A few weeks ago we were in a town that was not our own and had some time to fill in. So, as is our wont these days, we decided to find a nice park to let the boys run off some steam. We prefer the fenced variety because now they really do run and they think it is a great game to run, look to make sure we are following, smile and then run even further in the direction of oncoming traffic. We were lucky to find a very well fenced park with a lovely big patch of green grass (something not to be taken for granted coming from the wild west) and a ripper little playground that was quite manageable for two one year olds. And – take a moment to appreciate this – not only had I remembered hats but also sunscreen. It may be the first and last time it happens, but I’d like the record to show that I did.
It was a ridiculously lovely day for early September and several other groups of people and their offspring had the same idea. As I was supervising but trying not to helicopter the boys, I noticed a newcomer to the park. I noticed because there was an uncomfortable scene playing out to my left. The newcomer to the park was not white and she was there with a male who I presume was her father. She was only about 3 or 4 and eagerly and happily approached two girls at the park to try and play with them. They said words to the effect of ‘ewww’ and ‘we’re not playing with you because you’re dirty’ and they ran away in that horribly mean way that little girls do. I absolutely shit you not. My heart sank and I got a knot in my stomach. Was this really happening in 2015? Really? I can’t even write about it now without it making me feel so incredibly sad. I felt like I should say something but I didn’t know what. It wasn’t my battle. But isn’t there some saying about evil flourishes when good people stand by and do nothing? Was I complicit in my silence? The adult women who were with these girls – who may or may not have been their mothers – saw what was happening and did nothing. I feel like at this stage my head may actually have been spinning. Now, it is entirely possible that these girls were just being nasty little girls and would have treated anyone this way. It is also entirely possible that they had learnt their behavior and attitudes and that’s what bothers me. This incident has forced me to think about what kind of world I want the boys to live in and what kind of people I want them to be.
I was lucky enough to win the lottery of birth and be born both white and in Australia. As such, I will never know what it feels like to be discriminated against or experience racism. The closest thing I’ve felt to being a minority was waiting on a train platform in Mongolia in winter when the temperature can be as low as -40 degrees celsius. We were the only westerners silly enough to be travelling at the time and caused quite a stir. It was uncomfortable and was a tiny little insight into what it means to be the ‘other’ but I cannot even begin to imagine what some people experience every day of their lives.
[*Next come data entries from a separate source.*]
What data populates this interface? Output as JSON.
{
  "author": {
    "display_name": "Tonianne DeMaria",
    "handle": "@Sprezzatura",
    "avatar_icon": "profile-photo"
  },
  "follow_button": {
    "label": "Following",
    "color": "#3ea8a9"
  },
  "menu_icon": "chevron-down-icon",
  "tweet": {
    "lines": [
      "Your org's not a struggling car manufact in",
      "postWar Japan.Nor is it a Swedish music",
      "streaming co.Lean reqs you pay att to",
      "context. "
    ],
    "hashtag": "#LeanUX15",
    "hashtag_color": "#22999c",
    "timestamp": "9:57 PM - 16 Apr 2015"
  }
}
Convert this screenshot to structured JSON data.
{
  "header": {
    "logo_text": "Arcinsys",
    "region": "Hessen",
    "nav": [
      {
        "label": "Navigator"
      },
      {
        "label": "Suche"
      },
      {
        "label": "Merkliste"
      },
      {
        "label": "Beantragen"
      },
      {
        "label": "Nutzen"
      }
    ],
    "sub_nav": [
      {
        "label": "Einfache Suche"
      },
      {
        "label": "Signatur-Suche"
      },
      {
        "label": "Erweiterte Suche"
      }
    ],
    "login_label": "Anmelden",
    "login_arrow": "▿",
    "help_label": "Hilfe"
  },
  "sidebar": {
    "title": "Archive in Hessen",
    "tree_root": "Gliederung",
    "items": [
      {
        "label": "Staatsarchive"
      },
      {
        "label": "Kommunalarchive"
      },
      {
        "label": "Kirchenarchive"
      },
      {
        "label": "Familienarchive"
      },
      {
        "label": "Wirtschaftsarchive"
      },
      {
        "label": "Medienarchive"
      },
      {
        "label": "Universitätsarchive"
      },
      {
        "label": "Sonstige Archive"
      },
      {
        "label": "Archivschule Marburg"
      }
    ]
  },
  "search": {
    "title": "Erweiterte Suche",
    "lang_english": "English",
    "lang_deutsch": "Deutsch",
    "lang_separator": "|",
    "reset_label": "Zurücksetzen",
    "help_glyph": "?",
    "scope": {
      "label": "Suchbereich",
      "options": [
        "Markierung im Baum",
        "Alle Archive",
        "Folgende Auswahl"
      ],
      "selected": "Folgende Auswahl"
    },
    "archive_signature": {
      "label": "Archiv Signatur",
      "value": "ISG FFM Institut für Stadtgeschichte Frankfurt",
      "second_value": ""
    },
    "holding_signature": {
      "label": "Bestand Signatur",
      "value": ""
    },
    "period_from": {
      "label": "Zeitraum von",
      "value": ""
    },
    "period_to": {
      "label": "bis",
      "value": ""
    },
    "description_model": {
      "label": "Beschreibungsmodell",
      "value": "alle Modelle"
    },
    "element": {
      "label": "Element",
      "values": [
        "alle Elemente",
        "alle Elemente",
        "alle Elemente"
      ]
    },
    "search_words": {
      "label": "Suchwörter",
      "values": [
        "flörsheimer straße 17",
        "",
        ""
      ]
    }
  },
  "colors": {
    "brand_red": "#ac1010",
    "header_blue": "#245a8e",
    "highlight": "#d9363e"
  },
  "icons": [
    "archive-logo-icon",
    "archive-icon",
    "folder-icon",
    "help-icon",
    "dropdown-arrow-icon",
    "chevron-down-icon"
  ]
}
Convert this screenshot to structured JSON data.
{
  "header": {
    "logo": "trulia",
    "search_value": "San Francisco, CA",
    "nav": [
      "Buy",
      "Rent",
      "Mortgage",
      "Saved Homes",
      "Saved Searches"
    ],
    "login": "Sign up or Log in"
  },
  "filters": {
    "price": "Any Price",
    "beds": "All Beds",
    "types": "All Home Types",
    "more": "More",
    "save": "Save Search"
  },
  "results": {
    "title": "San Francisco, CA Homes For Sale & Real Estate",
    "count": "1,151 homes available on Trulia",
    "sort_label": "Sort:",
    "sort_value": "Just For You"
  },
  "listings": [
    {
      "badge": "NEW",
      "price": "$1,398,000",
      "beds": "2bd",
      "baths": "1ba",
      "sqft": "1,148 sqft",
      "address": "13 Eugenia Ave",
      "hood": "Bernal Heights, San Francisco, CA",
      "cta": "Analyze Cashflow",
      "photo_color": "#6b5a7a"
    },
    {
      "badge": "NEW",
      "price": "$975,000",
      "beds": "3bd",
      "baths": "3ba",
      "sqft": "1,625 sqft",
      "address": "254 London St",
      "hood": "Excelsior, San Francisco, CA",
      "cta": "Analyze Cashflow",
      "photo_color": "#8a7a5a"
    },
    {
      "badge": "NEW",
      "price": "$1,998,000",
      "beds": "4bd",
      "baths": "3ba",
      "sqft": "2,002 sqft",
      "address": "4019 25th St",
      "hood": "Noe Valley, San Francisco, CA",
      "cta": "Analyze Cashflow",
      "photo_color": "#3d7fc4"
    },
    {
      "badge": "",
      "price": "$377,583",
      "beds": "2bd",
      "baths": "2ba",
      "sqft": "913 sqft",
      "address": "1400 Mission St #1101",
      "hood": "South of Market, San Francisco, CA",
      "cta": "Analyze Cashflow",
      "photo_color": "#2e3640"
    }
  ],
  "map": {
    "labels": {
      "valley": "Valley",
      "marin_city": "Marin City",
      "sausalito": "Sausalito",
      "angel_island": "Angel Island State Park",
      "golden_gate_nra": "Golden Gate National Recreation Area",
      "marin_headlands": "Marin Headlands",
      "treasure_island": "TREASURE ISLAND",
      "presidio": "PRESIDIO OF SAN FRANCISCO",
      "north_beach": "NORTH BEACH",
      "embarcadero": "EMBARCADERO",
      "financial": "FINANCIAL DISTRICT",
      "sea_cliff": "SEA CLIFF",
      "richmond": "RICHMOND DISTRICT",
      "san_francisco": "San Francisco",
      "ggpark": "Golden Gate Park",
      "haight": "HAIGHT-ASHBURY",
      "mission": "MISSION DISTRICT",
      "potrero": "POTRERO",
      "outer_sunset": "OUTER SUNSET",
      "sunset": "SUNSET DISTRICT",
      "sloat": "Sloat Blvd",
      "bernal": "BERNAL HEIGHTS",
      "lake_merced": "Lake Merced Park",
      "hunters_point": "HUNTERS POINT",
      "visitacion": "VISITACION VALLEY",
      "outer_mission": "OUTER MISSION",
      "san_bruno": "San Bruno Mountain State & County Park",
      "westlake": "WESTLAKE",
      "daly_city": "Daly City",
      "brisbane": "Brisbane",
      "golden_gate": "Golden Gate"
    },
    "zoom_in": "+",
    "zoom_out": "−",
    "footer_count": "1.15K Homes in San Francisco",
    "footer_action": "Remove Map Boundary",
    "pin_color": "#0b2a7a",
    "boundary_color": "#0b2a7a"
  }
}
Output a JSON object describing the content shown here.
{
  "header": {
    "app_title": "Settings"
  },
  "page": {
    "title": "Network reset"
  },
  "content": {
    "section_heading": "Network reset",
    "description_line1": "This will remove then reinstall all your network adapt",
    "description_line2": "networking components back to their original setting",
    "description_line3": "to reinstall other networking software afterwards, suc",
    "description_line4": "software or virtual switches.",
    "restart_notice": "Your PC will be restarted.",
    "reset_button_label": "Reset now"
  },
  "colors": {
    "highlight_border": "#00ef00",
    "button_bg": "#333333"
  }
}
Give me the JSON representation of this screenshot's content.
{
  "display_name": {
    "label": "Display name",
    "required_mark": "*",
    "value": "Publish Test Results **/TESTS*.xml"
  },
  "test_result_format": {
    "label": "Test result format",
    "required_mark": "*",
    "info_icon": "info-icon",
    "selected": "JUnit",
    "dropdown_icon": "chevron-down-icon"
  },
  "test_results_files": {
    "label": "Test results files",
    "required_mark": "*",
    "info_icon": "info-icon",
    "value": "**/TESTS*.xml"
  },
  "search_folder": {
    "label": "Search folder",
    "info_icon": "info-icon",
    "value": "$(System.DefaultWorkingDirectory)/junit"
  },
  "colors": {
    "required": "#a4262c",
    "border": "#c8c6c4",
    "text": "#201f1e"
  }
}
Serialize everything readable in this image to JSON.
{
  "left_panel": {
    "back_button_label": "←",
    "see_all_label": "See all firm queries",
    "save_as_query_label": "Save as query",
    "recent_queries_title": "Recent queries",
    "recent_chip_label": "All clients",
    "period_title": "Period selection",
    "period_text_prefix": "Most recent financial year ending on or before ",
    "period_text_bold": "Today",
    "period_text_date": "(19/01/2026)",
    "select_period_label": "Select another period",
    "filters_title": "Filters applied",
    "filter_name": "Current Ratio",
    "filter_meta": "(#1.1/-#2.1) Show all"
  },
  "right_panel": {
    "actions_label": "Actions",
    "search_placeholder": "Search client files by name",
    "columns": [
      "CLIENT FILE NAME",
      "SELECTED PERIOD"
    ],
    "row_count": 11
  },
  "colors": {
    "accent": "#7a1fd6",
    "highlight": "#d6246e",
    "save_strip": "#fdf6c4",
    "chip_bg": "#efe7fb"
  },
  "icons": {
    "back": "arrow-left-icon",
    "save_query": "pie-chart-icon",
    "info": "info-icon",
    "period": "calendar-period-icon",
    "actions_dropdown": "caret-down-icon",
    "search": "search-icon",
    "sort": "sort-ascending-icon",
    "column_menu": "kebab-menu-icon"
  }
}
And so I’m bringing about that old chestnut that we should all ‘treat others as we would like to be treated’. Every day I attempt to teach the boys to be kind and gentle to each other. I get plenty of opportunities to reinforce this because hair pulling, pinching and pushing each other over are their current favourite past times. I think I’m having some success because they are now able to show me what ‘gentle’ looks like (a hug, kiss or gentle arm rub). I still don’t know what I should have done, if anything, at the park that day but I’m trying to change the world one act of kindess at a time and I hope that my boys will be kind and gentle to everyone they meet. L.R Knost is a bit of a hero of mine – she’s a ‘gentle parenting’ guru (yes, I am completely aware of how wanky that sounds) and she comes up with lots of pearls of wisdom and I’ll leave you with my favourite: “It’s not our job to toughen our children up to face a cruel and heartless world. It’s our job to raise children who will make the world a little less cruel and heartless”.